(Data about app and page elements)
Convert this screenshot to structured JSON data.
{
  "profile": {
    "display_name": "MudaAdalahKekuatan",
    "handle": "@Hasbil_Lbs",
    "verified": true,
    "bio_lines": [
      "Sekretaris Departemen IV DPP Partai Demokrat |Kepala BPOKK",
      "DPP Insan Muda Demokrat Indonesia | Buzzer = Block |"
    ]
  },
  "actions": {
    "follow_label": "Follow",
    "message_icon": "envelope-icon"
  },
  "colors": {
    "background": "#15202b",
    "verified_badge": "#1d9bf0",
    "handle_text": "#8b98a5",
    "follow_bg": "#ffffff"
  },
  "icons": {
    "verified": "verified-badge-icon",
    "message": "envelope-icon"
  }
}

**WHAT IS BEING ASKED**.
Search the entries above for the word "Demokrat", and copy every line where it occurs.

**THE ANSWER**.
      "Sekretaris Departemen IV DPP Partai Demokrat |Kepala BPOKK",
      "DPP Insan Muda Demokrat Indonesia | Buzzer = Block |"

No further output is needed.